Te Puhi o te tai Haruru
|Maker ||Role ||Date |
|Fomison, Tony ||artist ||1984-85 |
oil on hessian on plywoodMaterials
oil paint, burlap, plywood
|Image ||905 (Height) x 1815 (Width) x mm|
|Frame ||963 (Height) x 1875 (Width) x 55 (Depth) mm|
Drawing on his long-standing ambition to make mural-sized 'apocalyptic' paintings of history in New Zealand, and his 'sense of a burgeoning bi-culturalism', Tony Fomison began working on Te Puhi o te tai Haruru in 1984. This oil paint on hessian on board painting is the largest of a number of paintings he made about the 'handing-on' of ancestral knowledge.
Landscape and memories
In this painting Fomison comes as close as he ever would to depicting a particular place. It is set on the Taranaki shoreline: the Puhi figure refers to the daughter of the chief, the raukura feathers to the Taranaki people of Te Whiti o Rongomai. Fomison imagined the ancestors of this place, and sought to confront his audience with this tangible, powerful past.
Drawings on rock
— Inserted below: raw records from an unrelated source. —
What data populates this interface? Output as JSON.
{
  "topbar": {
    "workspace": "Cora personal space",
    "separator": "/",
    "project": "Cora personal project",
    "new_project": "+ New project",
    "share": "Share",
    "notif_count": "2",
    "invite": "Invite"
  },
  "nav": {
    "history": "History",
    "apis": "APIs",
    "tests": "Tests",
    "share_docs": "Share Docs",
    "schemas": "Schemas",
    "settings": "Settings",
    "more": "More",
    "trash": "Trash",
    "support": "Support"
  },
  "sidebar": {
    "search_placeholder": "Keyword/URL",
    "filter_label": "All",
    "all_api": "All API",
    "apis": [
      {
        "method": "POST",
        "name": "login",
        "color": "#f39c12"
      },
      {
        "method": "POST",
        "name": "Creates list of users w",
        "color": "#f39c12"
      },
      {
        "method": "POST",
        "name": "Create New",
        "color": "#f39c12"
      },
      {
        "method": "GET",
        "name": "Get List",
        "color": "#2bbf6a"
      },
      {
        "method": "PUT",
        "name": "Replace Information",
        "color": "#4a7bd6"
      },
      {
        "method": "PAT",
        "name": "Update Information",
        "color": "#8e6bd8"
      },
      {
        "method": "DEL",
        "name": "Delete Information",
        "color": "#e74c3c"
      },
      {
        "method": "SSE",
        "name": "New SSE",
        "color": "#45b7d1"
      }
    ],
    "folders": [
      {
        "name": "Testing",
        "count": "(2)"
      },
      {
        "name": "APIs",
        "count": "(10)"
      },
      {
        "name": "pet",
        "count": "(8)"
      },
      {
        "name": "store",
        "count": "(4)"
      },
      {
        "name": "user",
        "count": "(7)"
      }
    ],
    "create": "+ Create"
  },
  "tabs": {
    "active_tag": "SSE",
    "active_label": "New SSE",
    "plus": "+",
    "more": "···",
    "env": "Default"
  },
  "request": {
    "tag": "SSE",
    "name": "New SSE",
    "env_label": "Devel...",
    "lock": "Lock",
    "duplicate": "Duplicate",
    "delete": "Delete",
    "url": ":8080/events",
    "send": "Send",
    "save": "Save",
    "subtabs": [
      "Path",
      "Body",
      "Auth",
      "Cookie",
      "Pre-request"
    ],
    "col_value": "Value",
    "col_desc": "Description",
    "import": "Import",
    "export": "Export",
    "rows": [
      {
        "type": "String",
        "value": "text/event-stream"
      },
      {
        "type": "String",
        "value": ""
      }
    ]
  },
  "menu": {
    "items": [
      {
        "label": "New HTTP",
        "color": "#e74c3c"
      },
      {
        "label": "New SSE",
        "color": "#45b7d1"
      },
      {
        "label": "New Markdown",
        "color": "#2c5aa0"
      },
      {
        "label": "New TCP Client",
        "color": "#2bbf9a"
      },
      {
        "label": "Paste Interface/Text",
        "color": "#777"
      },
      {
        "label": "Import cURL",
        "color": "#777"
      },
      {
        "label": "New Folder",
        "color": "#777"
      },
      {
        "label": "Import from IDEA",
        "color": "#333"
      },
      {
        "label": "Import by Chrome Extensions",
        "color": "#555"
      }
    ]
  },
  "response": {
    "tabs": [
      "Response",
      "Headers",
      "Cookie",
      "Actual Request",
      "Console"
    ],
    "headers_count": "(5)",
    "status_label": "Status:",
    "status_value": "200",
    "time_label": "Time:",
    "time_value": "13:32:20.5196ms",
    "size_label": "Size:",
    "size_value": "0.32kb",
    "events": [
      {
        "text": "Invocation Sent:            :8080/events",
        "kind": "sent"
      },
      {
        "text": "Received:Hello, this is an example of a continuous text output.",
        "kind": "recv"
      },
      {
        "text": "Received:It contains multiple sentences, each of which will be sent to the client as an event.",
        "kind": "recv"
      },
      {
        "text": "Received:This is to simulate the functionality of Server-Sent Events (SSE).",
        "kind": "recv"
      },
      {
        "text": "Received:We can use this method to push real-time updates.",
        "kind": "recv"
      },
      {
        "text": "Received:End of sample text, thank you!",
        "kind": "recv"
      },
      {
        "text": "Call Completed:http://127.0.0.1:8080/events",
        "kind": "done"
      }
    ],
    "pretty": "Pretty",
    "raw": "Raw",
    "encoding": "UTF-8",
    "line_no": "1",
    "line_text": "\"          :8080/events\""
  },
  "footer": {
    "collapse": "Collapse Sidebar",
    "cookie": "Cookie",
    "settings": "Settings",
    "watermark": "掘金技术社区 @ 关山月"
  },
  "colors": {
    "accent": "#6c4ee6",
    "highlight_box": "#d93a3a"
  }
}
Te Puhi o te tai Haruru is informed by Fomison's knowledge of the landscapes of the Mäori rock drawing sites in Taranaki. He had earlier studied rock drawings in South Canterbury, and he was familiar with Theo Schoon's work on rock drawings for the Canterbury Museum. Fomison has made the point that his landscapes do not have any literal reference to the rock drawings, as a sign of respect for their cultural significance. In an article about Mäori rock art in Taranaki he wrote that 'In pre-pakeha times at least, art was too sacred for casual use . . . none but a craftsman in the service of his ancestors was free to render the sacred spiral in a more permanent form.' Although Fomison does not literally replicate the markings, he imagines their makers and, as an artist, translates their cultural meanings in a fictional mode.
Te Papa owns twenty-seven works by Tony Fomison.